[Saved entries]
- Opening Delimiter -

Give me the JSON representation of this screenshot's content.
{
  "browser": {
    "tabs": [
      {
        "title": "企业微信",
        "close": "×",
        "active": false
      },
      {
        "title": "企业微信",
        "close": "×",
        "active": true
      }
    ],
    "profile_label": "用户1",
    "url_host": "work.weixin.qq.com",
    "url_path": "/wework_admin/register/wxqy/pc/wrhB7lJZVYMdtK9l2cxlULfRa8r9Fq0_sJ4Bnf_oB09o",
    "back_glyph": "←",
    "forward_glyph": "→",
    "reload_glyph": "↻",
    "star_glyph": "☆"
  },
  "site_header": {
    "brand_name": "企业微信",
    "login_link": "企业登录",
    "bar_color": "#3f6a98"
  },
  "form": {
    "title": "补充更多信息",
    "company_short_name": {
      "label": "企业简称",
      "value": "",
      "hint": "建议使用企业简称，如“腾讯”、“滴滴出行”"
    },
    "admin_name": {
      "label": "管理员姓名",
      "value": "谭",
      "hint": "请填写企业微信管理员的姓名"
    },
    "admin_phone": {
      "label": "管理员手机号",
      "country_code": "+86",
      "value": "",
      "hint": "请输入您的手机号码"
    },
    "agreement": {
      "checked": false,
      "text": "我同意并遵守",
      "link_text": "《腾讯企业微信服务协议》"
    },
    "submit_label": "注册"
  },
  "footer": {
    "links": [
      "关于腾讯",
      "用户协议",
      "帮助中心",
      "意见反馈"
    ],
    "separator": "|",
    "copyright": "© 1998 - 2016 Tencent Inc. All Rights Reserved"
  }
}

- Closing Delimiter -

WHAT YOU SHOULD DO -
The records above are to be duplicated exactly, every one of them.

WORKED SOLUTION -
Give me the JSON representation of this screenshot's content.
{
  "browser": {
    "tabs": [
      {
        "title": "企业微信",
        "close": "×",
        "active": false
      },
      {
        "title": "企业微信",
        "close": "×",
        "active": true
      }
    ],
    "profile_label": "用户1",
    "url_host": "work.weixin.qq.com",
    "url_path": "/wework_admin/register/wxqy/pc/wrhB7lJZVYMdtK9l2cxlULfRa8r9Fq0_sJ4Bnf_oB09o",
    "back_glyph": "←",
    "forward_glyph": "→",
    "reload_glyph": "↻",
    "star_glyph": "☆"
  },
  "site_header": {
    "brand_name": "企业微信",
    "login_link": "企业登录",
    "bar_color": "#3f6a98"
  },
  "form": {
    "title": "补充更多信息",
    "company_short_name": {
      "label": "企业简称",
      "value": "",
      "hint": "建议使用企业简称，如“腾讯”、“滴滴出行”"
    },
    "admin_name": {
      "label": "管理员姓名",
      "value": "谭",
      "hint": "请填写企业微信管理员的姓名"
    },
    "admin_phone": {
      "label": "管理员手机号",
      "country_code": "+86",
      "value": "",
      "hint": "请输入您的手机号码"
    },
    "agreement": {
      "checked": false,
      "text": "我同意并遵守",
      "link_text": "《腾讯企业微信服务协议》"
    },
    "submit_label": "注册"
  },
  "footer": {
    "links": [
      "关于腾讯",
      "用户协议",
      "帮助中心",
      "意见反馈"
    ],
    "separator": "|",
    "copyright": "© 1998 - 2016 Tencent Inc. All Rights Reserved"
  }
}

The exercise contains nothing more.